Gulf oil spill: Scientists confirm deepwater plumes
Scientists with the University of South Florida say laboratory tests have confirmed that oil spewing from the blown-out well in the Gulf of Mexico has accumulated in at least two extensive plumes deep underwater. The researchers said in Baton Rouge, La., on Friday that their tests confirmed initial findings based on field instruments.
The lab tests are the most conclusive evidence yet in a vigorous scientific debate about where much of the oil is ending up. The researchers say the extensive layers of oil are sitting far beneath the surface miles from the site of the Deepwater Horizon rig explosion.

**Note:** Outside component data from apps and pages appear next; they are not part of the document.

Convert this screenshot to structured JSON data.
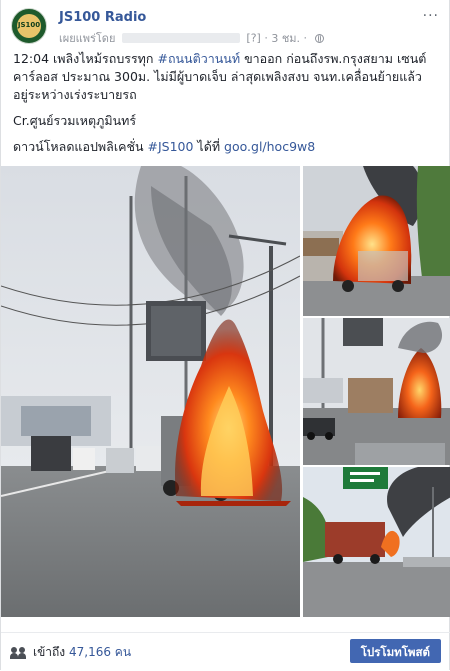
{
  "post": {
    "page_name": "JS100 Radio",
    "published_by_label": "เผยแพร่โดย",
    "privacy_marker": "[?]",
    "time": "3 ชม.",
    "time_separator": "·",
    "more_label": "···",
    "avatar_text": "JS100",
    "lines": [
      {
        "prefix": "12:04 เพลิงไหม้รถบรรทุก ",
        "hashtag": "#ถนนติวานนท์",
        "suffix": " ขาออก ก่อนถึงรพ.กรุงสยาม เซนต์คาร์ลอส ประมาณ 300ม. ไม่มีผู้บาดเจ็บ ล่าสุดเพลิงสงบ จนท.เคลื่อนย้ายแล้ว อยู่ระหว่างเร่งระบายรถ"
      },
      {
        "text": "Cr.ศูนย์รวมเหตุภูมินทร์"
      },
      {
        "prefix": "ดาวน์โหลดแอปพลิเคชั่น ",
        "hashtag": "#JS100",
        "middle": " ได้ที่ ",
        "url": "goo.gl/hoc9w8"
      }
    ]
  },
  "photos": [
    {
      "alt": "truck-fire-main"
    },
    {
      "alt": "truck-fire-closeup"
    },
    {
      "alt": "truck-fire-road"
    },
    {
      "alt": "truck-fire-smoke"
    }
  ],
  "footer": {
    "reach_label": "เข้าถึง",
    "reach_count": "47,166 คน",
    "promote_label": "โปรโมทโพสต์"
  },
  "colors": {
    "link": "#365899",
    "button": "#4267b2",
    "fire": "#e8501a",
    "smoke": "#3b3b3b"
  }
}
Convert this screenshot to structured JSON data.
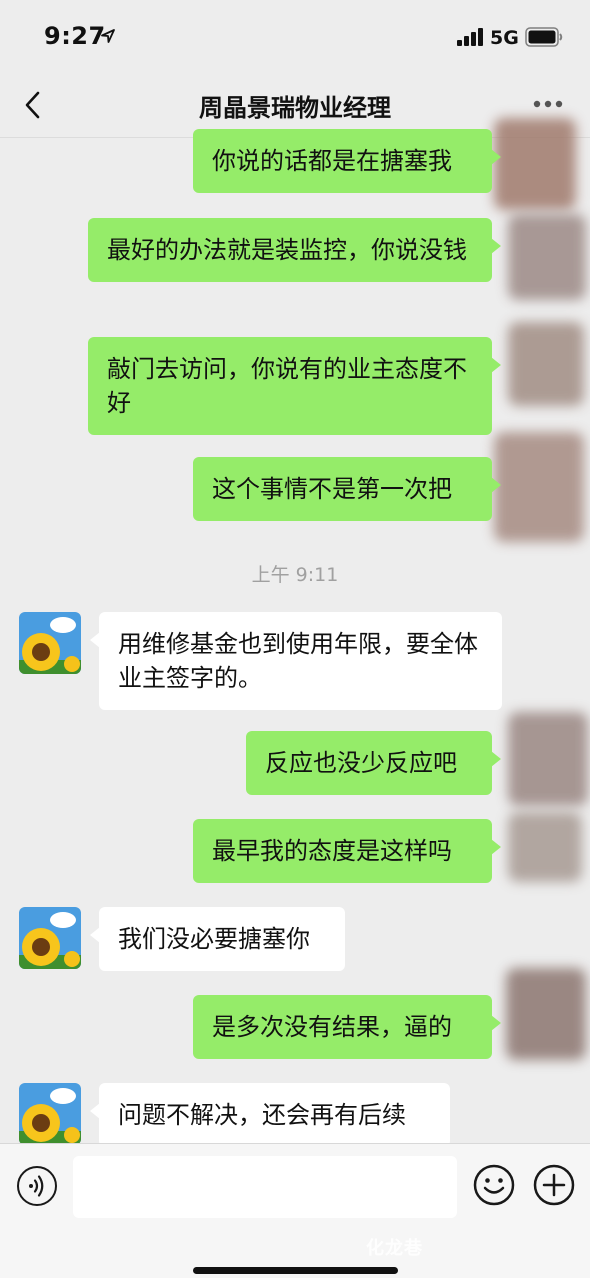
{
  "status_bar": {
    "time": "9:27",
    "network": "5G"
  },
  "header": {
    "title": "周晶景瑞物业经理"
  },
  "messages": [
    {
      "sender": "me",
      "text": "你说的话都是在搪塞我"
    },
    {
      "sender": "me",
      "text": "最好的办法就是装监控，你说没钱"
    },
    {
      "sender": "me",
      "text": "敲门去访问，你说有的业主态度不好"
    },
    {
      "sender": "me",
      "text": "这个事情不是第一次把"
    },
    {
      "sender": "them",
      "text": "用维修基金也到使用年限，要全体业主签字的。"
    },
    {
      "sender": "me",
      "text": "反应也没少反应吧"
    },
    {
      "sender": "me",
      "text": "最早我的态度是这样吗"
    },
    {
      "sender": "them",
      "text": "我们没必要搪塞你"
    },
    {
      "sender": "me",
      "text": "是多次没有结果，逼的"
    },
    {
      "sender": "them",
      "text": "问题不解决，还会再有后续"
    }
  ],
  "timestamp": "上午 9:11",
  "input_bar": {
    "message_value": ""
  },
  "watermark": "化龙巷",
  "icons": {
    "back": "chevron-left-icon",
    "more": "more-dots-icon",
    "voice": "voice-icon",
    "emoji": "emoji-icon",
    "add": "plus-circle-icon"
  },
  "colors": {
    "background": "#ededed",
    "my_bubble": "#95ec69",
    "their_bubble": "#ffffff"
  }
}
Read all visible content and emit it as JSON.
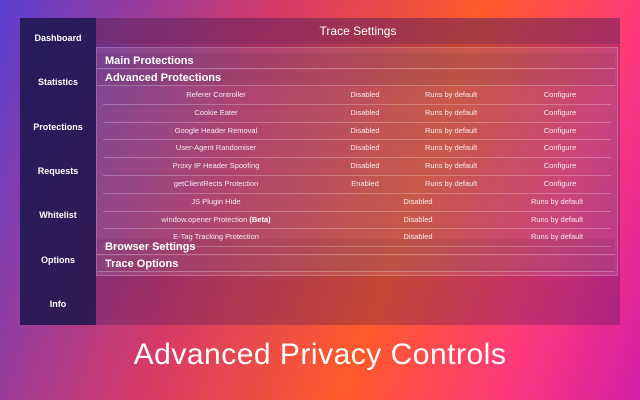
{
  "app": {
    "title": "Trace Settings"
  },
  "sidebar": {
    "items": [
      {
        "label": "Dashboard"
      },
      {
        "label": "Statistics"
      },
      {
        "label": "Protections"
      },
      {
        "label": "Requests"
      },
      {
        "label": "Whitelist"
      },
      {
        "label": "Options"
      },
      {
        "label": "Info"
      }
    ]
  },
  "sections": {
    "main": "Main Protections",
    "advanced": "Advanced Protections",
    "browser": "Browser Settings",
    "trace": "Trace Options"
  },
  "advanced_rows": [
    {
      "name": "Referer Controller",
      "status": "Disabled",
      "default": "Runs by default",
      "action": "Configure"
    },
    {
      "name": "Cookie Eater",
      "status": "Disabled",
      "default": "Runs by default",
      "action": "Configure"
    },
    {
      "name": "Google Header Removal",
      "status": "Disabled",
      "default": "Runs by default",
      "action": "Configure"
    },
    {
      "name": "User-Agent Randomiser",
      "status": "Disabled",
      "default": "Runs by default",
      "action": "Configure"
    },
    {
      "name": "Proxy IP Header Spoofing",
      "status": "Disabled",
      "default": "Runs by default",
      "action": "Configure"
    },
    {
      "name": "getClientRects Protection",
      "status": "Enabled",
      "default": "Runs by default",
      "action": "Configure"
    },
    {
      "name": "JS Plugin Hide",
      "status": "Disabled",
      "default": "Runs by default"
    },
    {
      "name": "window.opener Protection",
      "badge": "(Beta)",
      "status": "Disabled",
      "default": "Runs by default"
    },
    {
      "name": "E-Tag Tracking Protection",
      "status": "Disabled",
      "default": "Runs by default"
    }
  ],
  "caption": "Advanced Privacy Controls"
}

The university is collecting data for National Oceanic and Atmospheric Administration.
Government scientists, including NOAA chief Jane Lubchenco, had been reluctant to blame underwater plumes on the catastrophic well blowout that has been spewing oil into the gulf since April 20. Tony Hayward, chief executive of oil giant BP, which leased the rig, last week cast doubts on the scientific reports, saying the company had found no evidence of large underwater plumes.
For an explanation on how underwater oil can damage deep-sea life, read Times staff writers Bettina Boxall's and Alana Semuel's report here.
-- Margot Roosevelt
The Associated Press contributed to this report.
PHOTO: An undated image shows a shallow-water coral reef and a gray angelfish swimming amongst soft corals in the Florida Keys. Despite BP siphoning some of the oil spewing into the Gulf of Mexico, worries escalated as the ooze reached a major ocean current that could carry it through the Florida Keys and up the East Coast. (AP Photo/NOAA)